For years, the Kid has maintained that she didn’t really like superheroes. She’d watch the occasional movie on opening weekend when it was important to her father, and she enjoyed those in a casual sort of way. But we could never get her to watch any at home.
So we had to get her into Supergirl through the back door. (AKA Glee.) For those who may not know (and I doubt there are any non-Glee fans left reading my blog at this point, but just in case), Supergirl star Melissa Benoist played Marley Rose on Glee seasons 4 and 5.
A little while ago, KPD heard that they are going to make a musical episode of Supergirl this year (actually a crossover with The Flash, whose Grant Gustin was also on Glee) and that, of course, made me very excited. Somehow, this got the Kid interested. I’m not sure why.
Grant Gustin as Sebastian Smythe. I have it on good authority that this guy smells like Craig’s List.
She is a fan of Marley, and Gustin’s Glee character Sebastian certainly caused me a lot of ajada as a foil to the Klaine romance, but I also think the Kid was enticed by the prospect of a female hero.
Whatever the reason, the Kid finally agreed to watch an episode, and now we’re all hooked. And then I found out that Jeremy Jordan, who was one of the stars of Smash season 2, plays Supergirl’s best friend, and now I’m REALLY looking forward to the musical episode.
There are so many lovely feminist points made on this episode. I love that it’s a story about a girl who’s been encouraged to hide her talents since she was 13 years old. (That age can’t be accidental.) I love that she has a female boss who’s also a mom. I love the frank talk about feminism. (Shouldn’t it be Superwoman? is a question that comes up a lot.) I love that Supergirl faces the same issues male superheroes face about getting close to people who may then become targets used against her. I love that she’s trying to live up to her cousin Superman and at the same time fighting the narrative that she needs to live up to Superman because she’s a woman. I love that all the women on the show struggle with the expectation that they care for others while they try to achieve their own goals, whether it’s Supergirl losing her role as Superman’s caregiver because she was lost in the Phantom Zone while he was growing up or Cat Grant seeking her mother’s approval while trying to balance being a mother and running a media empire. And I love that none of the men on the show bat an eye about being friends with a woman who can break them in half and will never, ever, need them to rescue her.

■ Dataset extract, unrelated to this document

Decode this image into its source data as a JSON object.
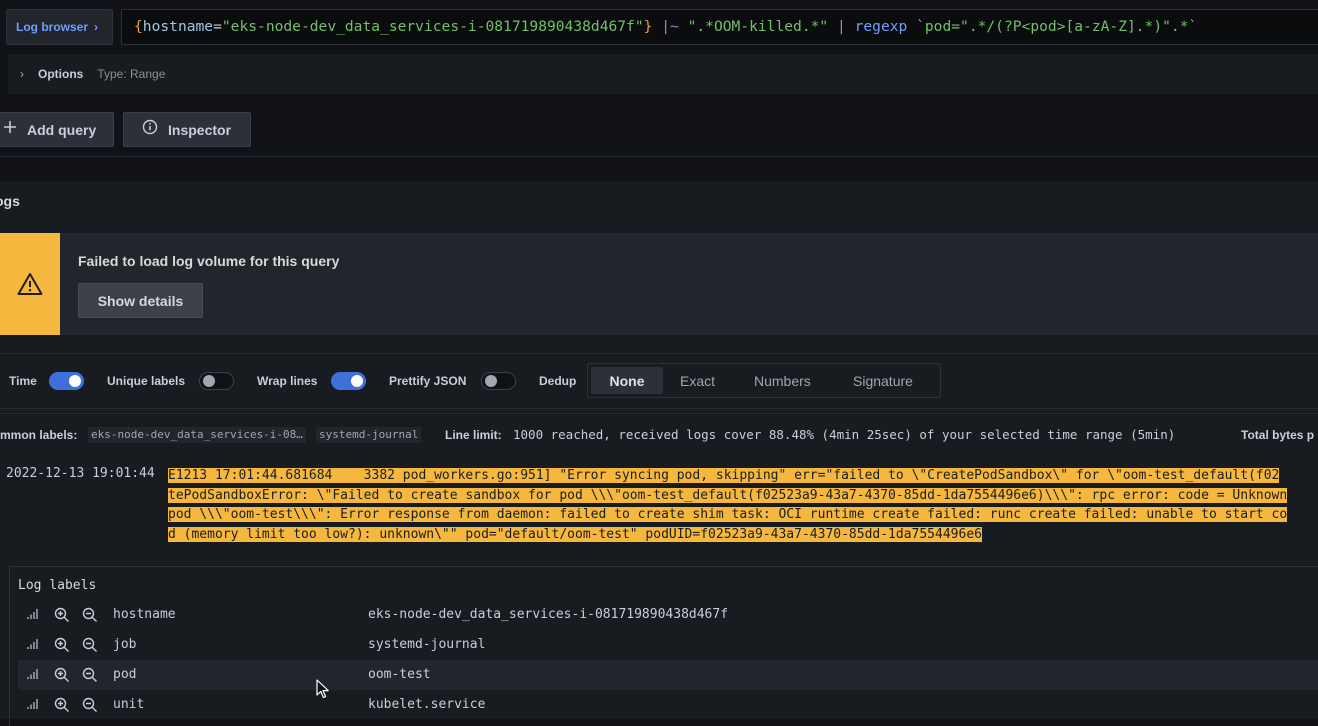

Supergirl is a show that I feel good about watching with my adolescent daughter. And when she goes to bed, I go back to my musicals.